What needs to be done: Give back every line of the data, word for word.

####################

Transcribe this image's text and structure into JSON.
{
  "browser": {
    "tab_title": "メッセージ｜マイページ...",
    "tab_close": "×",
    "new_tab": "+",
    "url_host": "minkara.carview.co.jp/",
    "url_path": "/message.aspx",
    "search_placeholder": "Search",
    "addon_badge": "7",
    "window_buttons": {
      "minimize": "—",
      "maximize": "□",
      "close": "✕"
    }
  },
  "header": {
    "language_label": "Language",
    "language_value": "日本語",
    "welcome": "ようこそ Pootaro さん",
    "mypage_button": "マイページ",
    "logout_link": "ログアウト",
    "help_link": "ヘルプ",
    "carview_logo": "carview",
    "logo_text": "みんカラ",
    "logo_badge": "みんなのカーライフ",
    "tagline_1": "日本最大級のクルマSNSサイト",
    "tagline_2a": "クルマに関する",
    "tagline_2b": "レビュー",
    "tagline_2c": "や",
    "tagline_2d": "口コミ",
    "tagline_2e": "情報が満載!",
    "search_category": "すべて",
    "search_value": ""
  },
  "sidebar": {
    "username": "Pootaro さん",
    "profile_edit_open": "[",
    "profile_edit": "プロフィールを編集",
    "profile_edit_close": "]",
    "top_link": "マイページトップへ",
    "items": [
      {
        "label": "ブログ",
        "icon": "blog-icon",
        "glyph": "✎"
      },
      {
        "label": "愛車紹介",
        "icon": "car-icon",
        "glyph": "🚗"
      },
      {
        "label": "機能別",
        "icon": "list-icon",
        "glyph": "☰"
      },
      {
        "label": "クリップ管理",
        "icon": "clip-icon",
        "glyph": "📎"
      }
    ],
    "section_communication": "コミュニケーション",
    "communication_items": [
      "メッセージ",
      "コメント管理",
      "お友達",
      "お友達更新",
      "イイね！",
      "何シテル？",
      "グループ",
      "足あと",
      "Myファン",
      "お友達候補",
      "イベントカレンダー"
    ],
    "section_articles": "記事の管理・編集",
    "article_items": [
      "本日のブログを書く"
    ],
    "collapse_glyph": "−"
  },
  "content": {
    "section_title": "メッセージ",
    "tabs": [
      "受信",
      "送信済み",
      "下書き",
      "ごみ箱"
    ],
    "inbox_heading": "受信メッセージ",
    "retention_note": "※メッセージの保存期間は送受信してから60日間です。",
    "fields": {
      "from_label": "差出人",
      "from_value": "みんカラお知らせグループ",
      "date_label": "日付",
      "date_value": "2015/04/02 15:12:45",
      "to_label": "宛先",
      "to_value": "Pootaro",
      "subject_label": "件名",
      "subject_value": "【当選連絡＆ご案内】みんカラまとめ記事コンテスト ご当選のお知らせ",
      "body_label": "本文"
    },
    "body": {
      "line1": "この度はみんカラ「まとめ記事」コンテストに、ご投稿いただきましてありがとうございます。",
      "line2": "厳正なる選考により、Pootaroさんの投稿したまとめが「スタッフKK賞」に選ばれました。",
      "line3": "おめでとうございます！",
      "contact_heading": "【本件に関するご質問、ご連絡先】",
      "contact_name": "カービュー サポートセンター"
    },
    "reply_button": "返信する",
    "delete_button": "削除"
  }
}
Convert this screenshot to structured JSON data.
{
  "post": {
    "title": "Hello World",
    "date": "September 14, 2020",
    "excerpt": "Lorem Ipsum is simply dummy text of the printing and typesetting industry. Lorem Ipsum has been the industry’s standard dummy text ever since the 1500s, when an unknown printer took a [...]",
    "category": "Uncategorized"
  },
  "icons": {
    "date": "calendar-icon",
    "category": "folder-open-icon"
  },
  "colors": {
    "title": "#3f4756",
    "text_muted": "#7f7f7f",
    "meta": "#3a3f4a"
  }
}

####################

Solution to this problem:
Transcribe this image's text and structure into JSON.
{
  "browser": {
    "tab_title": "メッセージ｜マイページ...",
    "tab_close": "×",
    "new_tab": "+",
    "url_host": "minkara.carview.co.jp/",
    "url_path": "/message.aspx",
    "search_placeholder": "Search",
    "addon_badge": "7",
    "window_buttons": {
      "minimize": "—",
      "maximize": "□",
      "close": "✕"
    }
  },
  "header": {
    "language_label": "Language",
    "language_value": "日本語",
    "welcome": "ようこそ Pootaro さん",
    "mypage_button": "マイページ",
    "logout_link": "ログアウト",
    "help_link": "ヘルプ",
    "carview_logo": "carview",
    "logo_text": "みんカラ",
    "logo_badge": "みんなのカーライフ",
    "tagline_1": "日本最大級のクルマSNSサイト",
    "tagline_2a": "クルマに関する",
    "tagline_2b": "レビュー",
    "tagline_2c": "や",
    "tagline_2d": "口コミ",
    "tagline_2e": "情報が満載!",
    "search_category": "すべて",
    "search_value": ""
  },
  "sidebar": {
    "username": "Pootaro さん",
    "profile_edit_open": "[",
    "profile_edit": "プロフィールを編集",
    "profile_edit_close": "]",
    "top_link": "マイページトップへ",
    "items": [
      {
        "label": "ブログ",
        "icon": "blog-icon",
        "glyph": "✎"
      },
      {
        "label": "愛車紹介",
        "icon": "car-icon",
        "glyph": "🚗"
      },
      {
        "label": "機能別",
        "icon": "list-icon",
        "glyph": "☰"
      },
      {
        "label": "クリップ管理",
        "icon": "clip-icon",
        "glyph": "📎"
      }
    ],
    "section_communication": "コミュニケーション",
    "communication_items": [
      "メッセージ",
      "コメント管理",
      "お友達",
      "お友達更新",
      "イイね！",
      "何シテル？",
      "グループ",
      "足あと",
      "Myファン",
      "お友達候補",
      "イベントカレンダー"
    ],
    "section_articles": "記事の管理・編集",
    "article_items": [
      "本日のブログを書く"
    ],
    "collapse_glyph": "−"
  },
  "content": {
    "section_title": "メッセージ",
    "tabs": [
      "受信",
      "送信済み",
      "下書き",
      "ごみ箱"
    ],
    "inbox_heading": "受信メッセージ",
    "retention_note": "※メッセージの保存期間は送受信してから60日間です。",
    "fields": {
      "from_label": "差出人",
      "from_value": "みんカラお知らせグループ",
      "date_label": "日付",
      "date_value": "2015/04/02 15:12:45",
      "to_label": "宛先",
      "to_value": "Pootaro",
      "subject_label": "件名",
      "subject_value": "【当選連絡＆ご案内】みんカラまとめ記事コンテスト ご当選のお知らせ",
      "body_label": "本文"
    },
    "body": {
      "line1": "この度はみんカラ「まとめ記事」コンテストに、ご投稿いただきましてありがとうございます。",
      "line2": "厳正なる選考により、Pootaroさんの投稿したまとめが「スタッフKK賞」に選ばれました。",
      "line3": "おめでとうございます！",
      "contact_heading": "【本件に関するご質問、ご連絡先】",
      "contact_name": "カービュー サポートセンター"
    },
    "reply_button": "返信する",
    "delete_button": "削除"
  }
}
Convert this screenshot to structured JSON data.
{
  "post": {
    "title": "Hello World",
    "date": "September 14, 2020",
    "excerpt": "Lorem Ipsum is simply dummy text of the printing and typesetting industry. Lorem Ipsum has been the industry’s standard dummy text ever since the 1500s, when an unknown printer took a [...]",
    "category": "Uncategorized"
  },
  "icons": {
    "date": "calendar-icon",
    "category": "folder-open-icon"
  },
  "colors": {
    "title": "#3f4756",
    "text_muted": "#7f7f7f",
    "meta": "#3a3f4a"
  }
}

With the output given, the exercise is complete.